**Exercise instructions**
State the number of lines in the records underneath where the word "requirement" turns up, and say nothing else.

Website and app data records

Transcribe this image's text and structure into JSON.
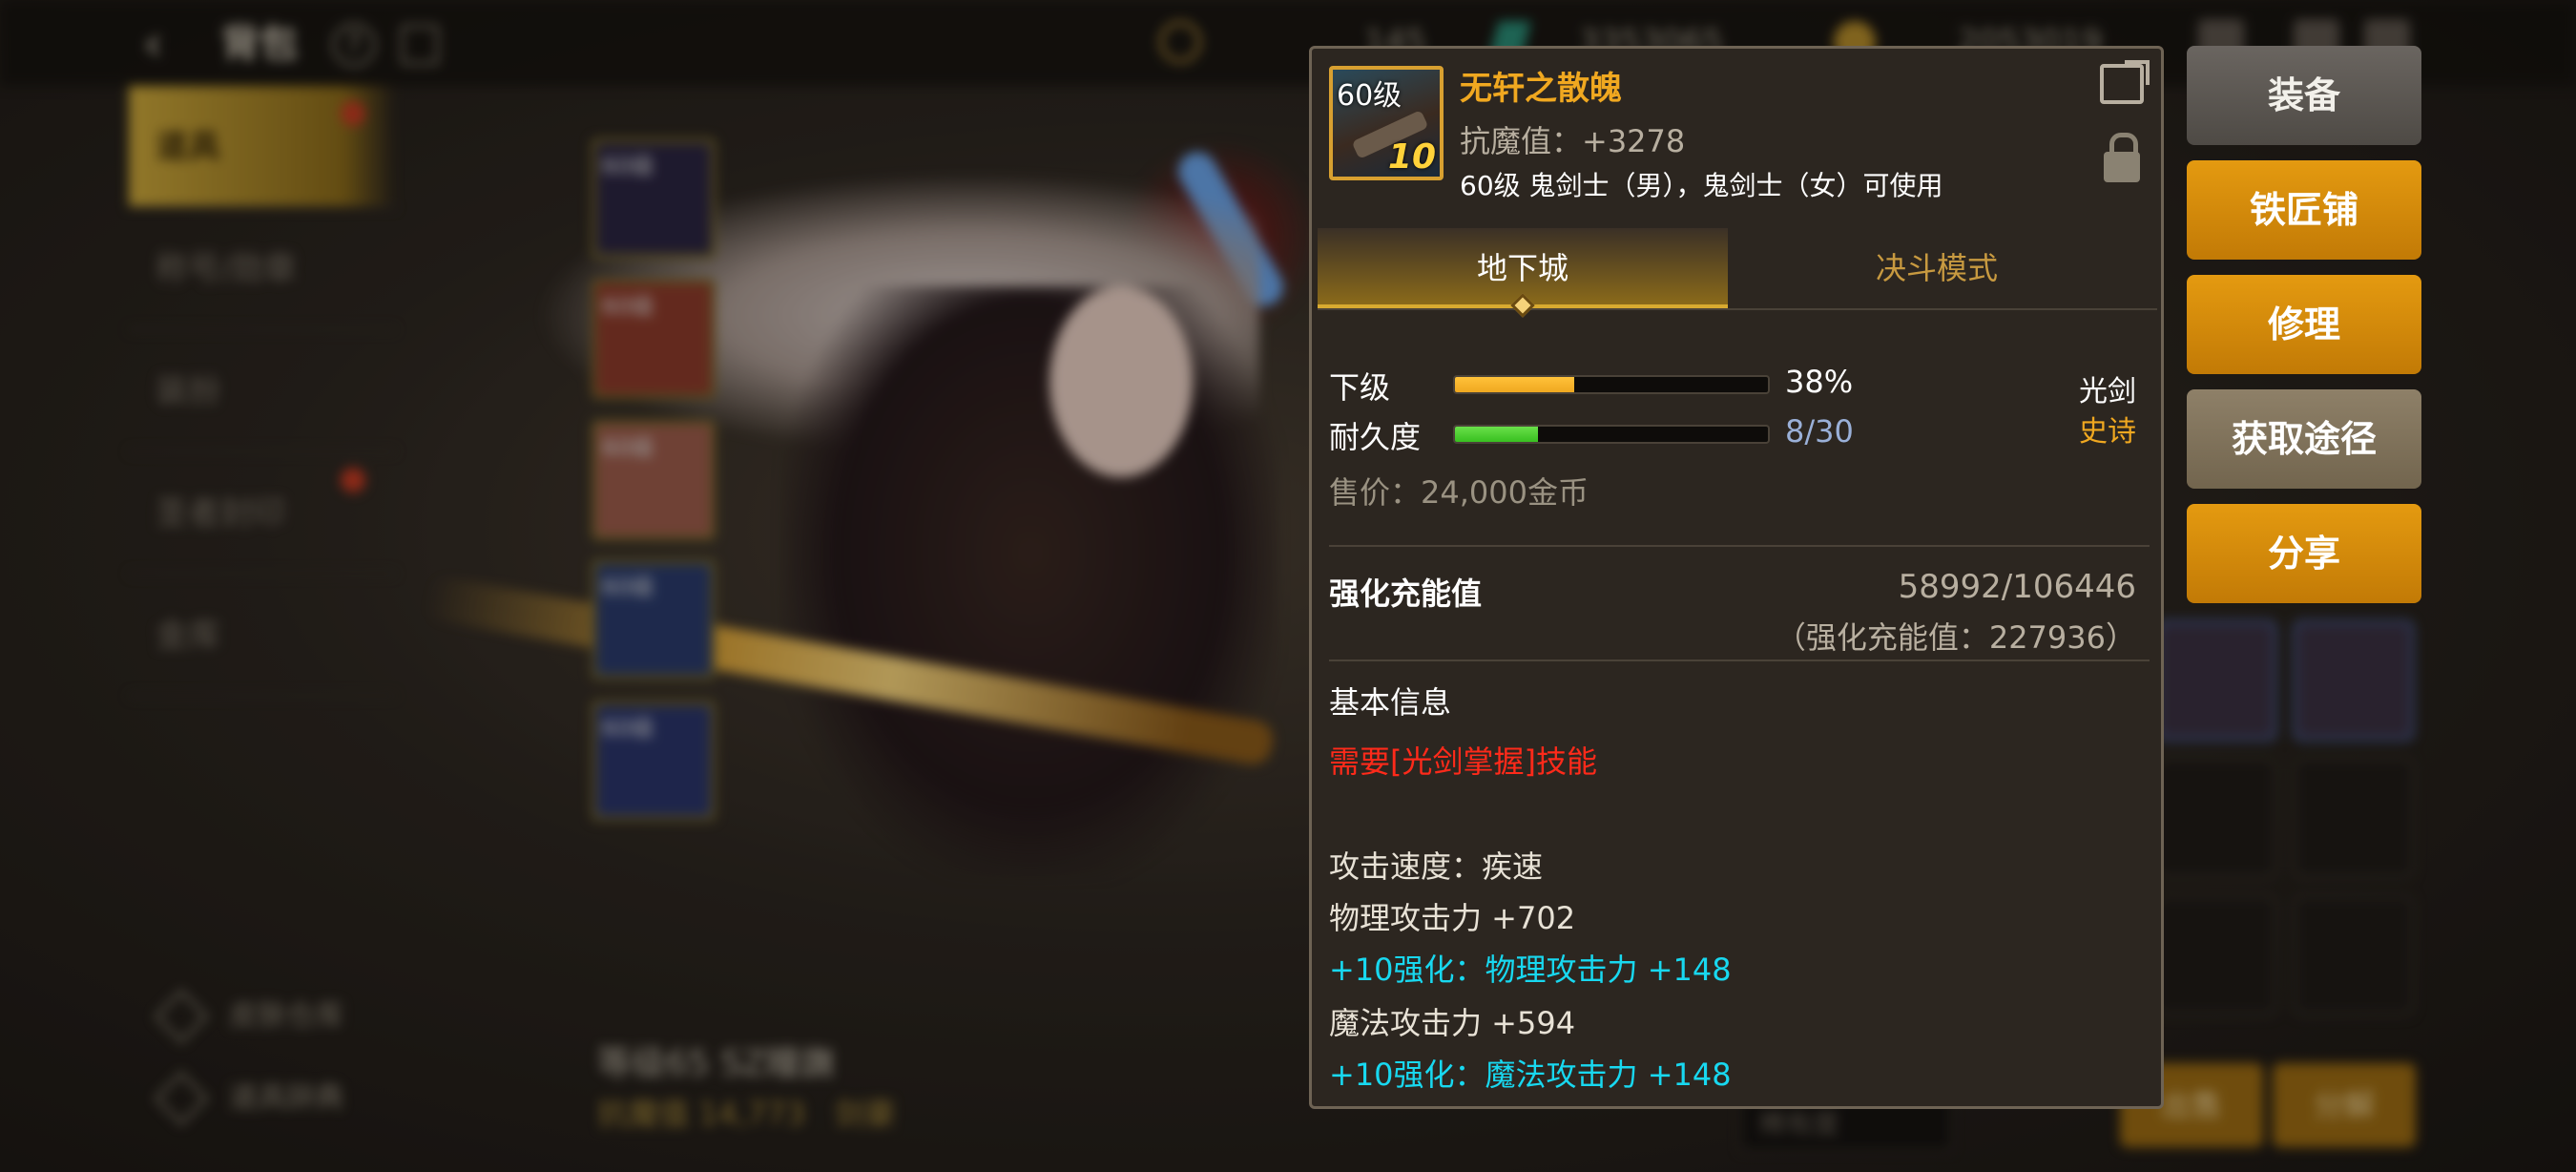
{
  "topbar": {
    "title": "背包",
    "currency_1": "145",
    "currency_2": "3353065",
    "currency_3": "2053019"
  },
  "sidebar": {
    "items": [
      {
        "label": "道具"
      },
      {
        "label": "称号/勋章"
      },
      {
        "label": "装扮"
      },
      {
        "label": "圣者封印"
      },
      {
        "label": "金库"
      }
    ]
  },
  "equip_slots": [
    {
      "label": "60级"
    },
    {
      "label": "60级"
    },
    {
      "label": "60级"
    },
    {
      "label": "60级"
    },
    {
      "label": "60级"
    }
  ],
  "bottom_left": {
    "skin_storage": "皮肤仓库",
    "item_dictionary": "道具辞典"
  },
  "character": {
    "level_name": "等级65 SZ瞳譕",
    "magic_resist": "抗魔值 14,773",
    "class": "剑豪"
  },
  "inventory": {
    "sell_label": "出售",
    "disassemble_label": "分解",
    "rarity_filter": "稀有度"
  },
  "tooltip": {
    "icon_level": "60级",
    "icon_enhance": "10",
    "name": "无轩之散魄",
    "magic_resist": "抗魔值：+3278",
    "usable_by": "60级 鬼剑士（男），鬼剑士（女）可使用",
    "tab_dungeon": "地下城",
    "tab_pvp": "决斗模式",
    "grade_label": "下级",
    "grade_value": "38%",
    "grade_percent": 38,
    "durability_label": "耐久度",
    "durability_value": "8/30",
    "durability_current": 8,
    "durability_max": 30,
    "weapon_type": "光剑",
    "rarity": "史诗",
    "sell_price": "售价：24,000金币",
    "amp_label": "强化充能值",
    "amp_value": "58992/106446",
    "amp_sub": "（强化充能值：227936）",
    "basic_info": "基本信息",
    "requirement": "需要[光剑掌握]技能",
    "attack_speed": "攻击速度：疾速",
    "phys_atk": "物理攻击力 +702",
    "phys_enh": "+10强化：物理攻击力 +148",
    "mag_atk": "魔法攻击力 +594",
    "mag_enh": "+10强化：魔法攻击力 +148"
  },
  "side_buttons": {
    "equip": "装备",
    "blacksmith": "铁匠铺",
    "repair": "修理",
    "obtain": "获取途径",
    "share": "分享"
  },
  "colors": {
    "item_name": "#f0a820",
    "enhance_text": "#18d8f0",
    "requirement": "#ff2a1a",
    "grade_bar": "#f0a820",
    "durability_bar": "#38c020",
    "button_gold": "#d8890c"
  }
}
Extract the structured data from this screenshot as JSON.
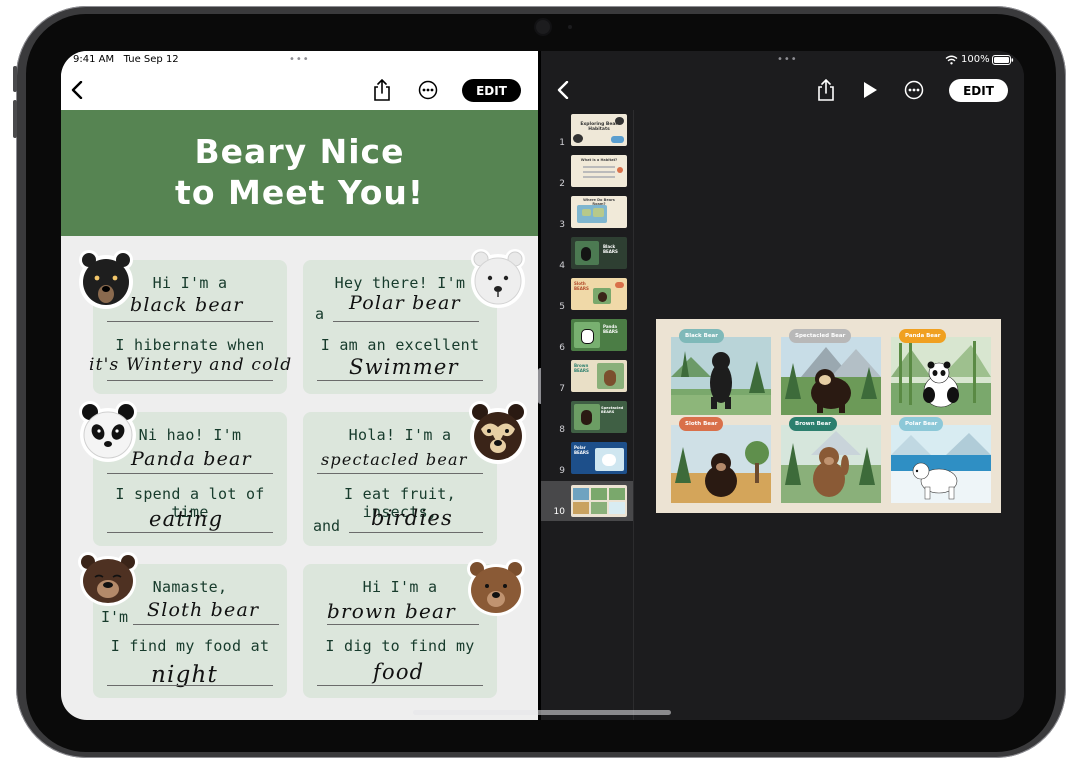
{
  "status_left": {
    "time": "9:41 AM",
    "date": "Tue Sep 12",
    "dots": "•••"
  },
  "status_right": {
    "dots": "•••",
    "battery": "100%"
  },
  "toolbar_left": {
    "edit_label": "EDIT"
  },
  "toolbar_right": {
    "edit_label": "EDIT"
  },
  "banner": {
    "line1": "Beary Nice",
    "line2": "to Meet You!"
  },
  "cards": [
    {
      "line1": "Hi I'm a",
      "answer1": "black bear",
      "line2": "I hibernate when",
      "answer2": "it's Wintery and cold",
      "prefix1": "",
      "prefix2": ""
    },
    {
      "line1": "Hey there! I'm",
      "answer1": "Polar bear",
      "line2": "I am an excellent",
      "answer2": "Swimmer",
      "prefix1": "a",
      "prefix2": ""
    },
    {
      "line1": "Ni hao! I'm",
      "answer1": "Panda bear",
      "line2": "I spend a lot of time",
      "answer2": "eating",
      "prefix1": "",
      "prefix2": ""
    },
    {
      "line1": "Hola! I'm a",
      "answer1": "spectacled bear",
      "line2": "I eat fruit, insects,",
      "answer2": "birdies",
      "prefix1": "",
      "prefix2": "and"
    },
    {
      "line1": "Namaste,",
      "answer1": "Sloth bear",
      "line2": "I find my food at",
      "answer2": "night",
      "prefix1": "I'm",
      "prefix2": ""
    },
    {
      "line1": "Hi I'm a",
      "answer1": "brown bear",
      "line2": "I dig to find my",
      "answer2": "food",
      "prefix1": "",
      "prefix2": ""
    }
  ],
  "slides": [
    {
      "num": "1",
      "title": "Exploring Bear Habitats"
    },
    {
      "num": "2",
      "title": "What is a Habitat?"
    },
    {
      "num": "3",
      "title": "Where Do Bears Roam?"
    },
    {
      "num": "4",
      "title": "Black BEARS"
    },
    {
      "num": "5",
      "title": "Sloth BEARS"
    },
    {
      "num": "6",
      "title": "Panda BEARS"
    },
    {
      "num": "7",
      "title": "Brown BEARS"
    },
    {
      "num": "8",
      "title": "Spectacled BEARS"
    },
    {
      "num": "9",
      "title": "Polar BEARS"
    },
    {
      "num": "10",
      "title": ""
    }
  ],
  "main_slide": {
    "labels": [
      "Black Bear",
      "Spectacled Bear",
      "Panda Bear",
      "Sloth Bear",
      "Brown Bear",
      "Polar Bear"
    ],
    "label_colors": [
      "#7fb9b9",
      "#b8b8b8",
      "#f0a020",
      "#d9704a",
      "#2c7f6e",
      "#8cc8d8"
    ]
  },
  "icons": [
    "back-chevron-icon",
    "share-icon",
    "more-icon",
    "play-icon",
    "wifi-icon",
    "battery-icon"
  ]
}
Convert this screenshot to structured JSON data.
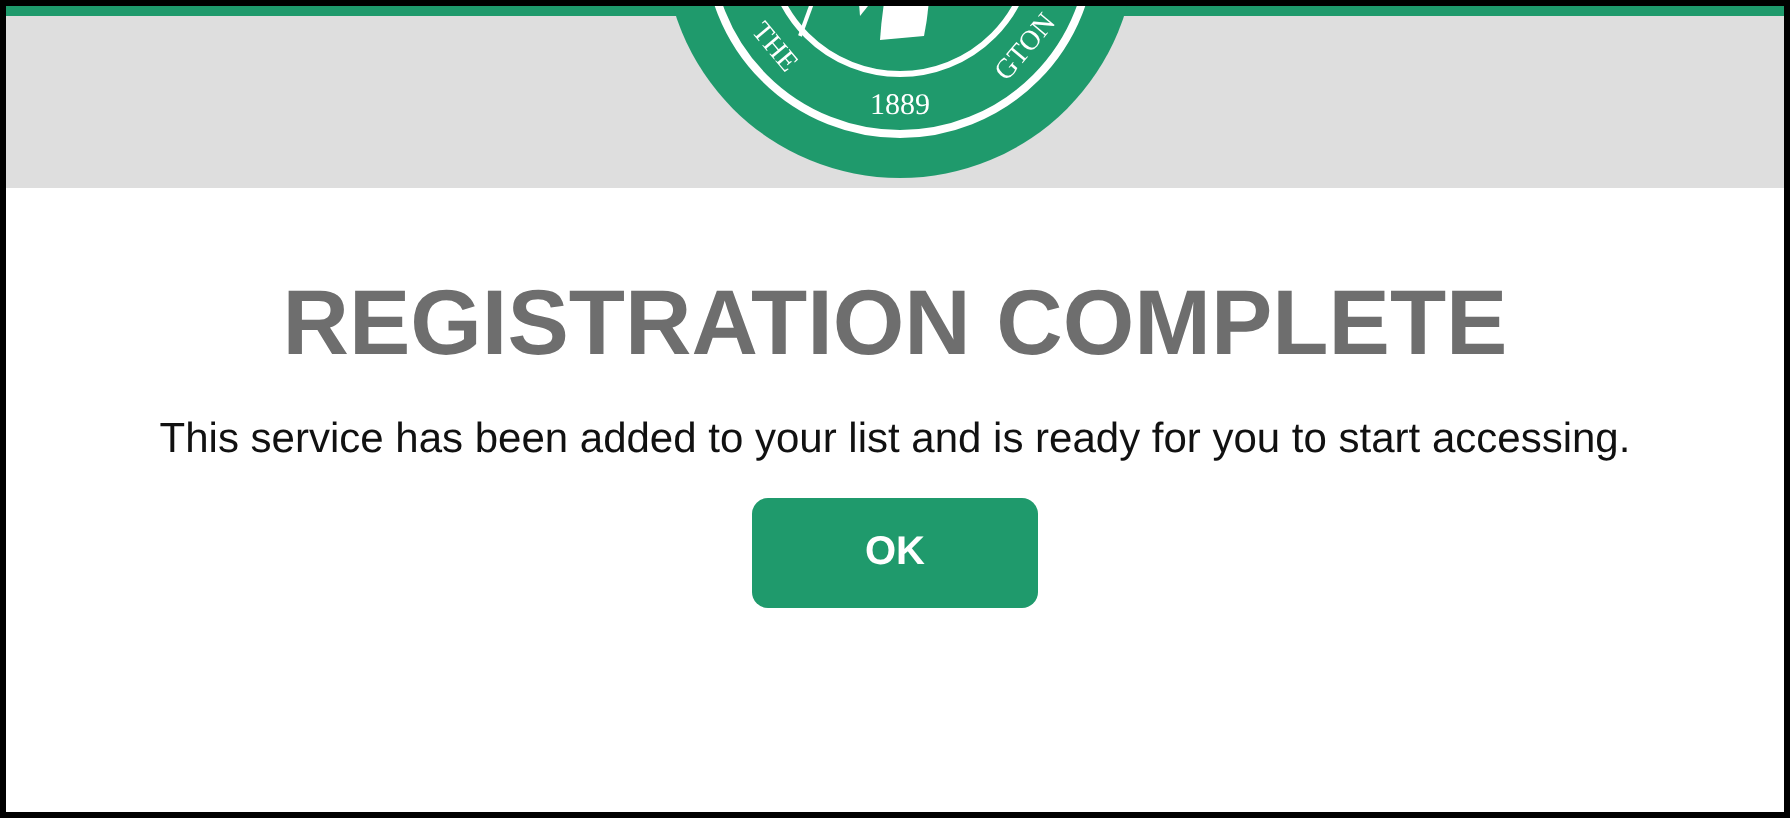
{
  "seal": {
    "texts": [
      "THE",
      "1889",
      "GTON"
    ]
  },
  "title": "REGISTRATION COMPLETE",
  "message": "This service has been added to your list and is ready for you to start accessing.",
  "buttons": [
    "OK"
  ]
}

**Task output**
2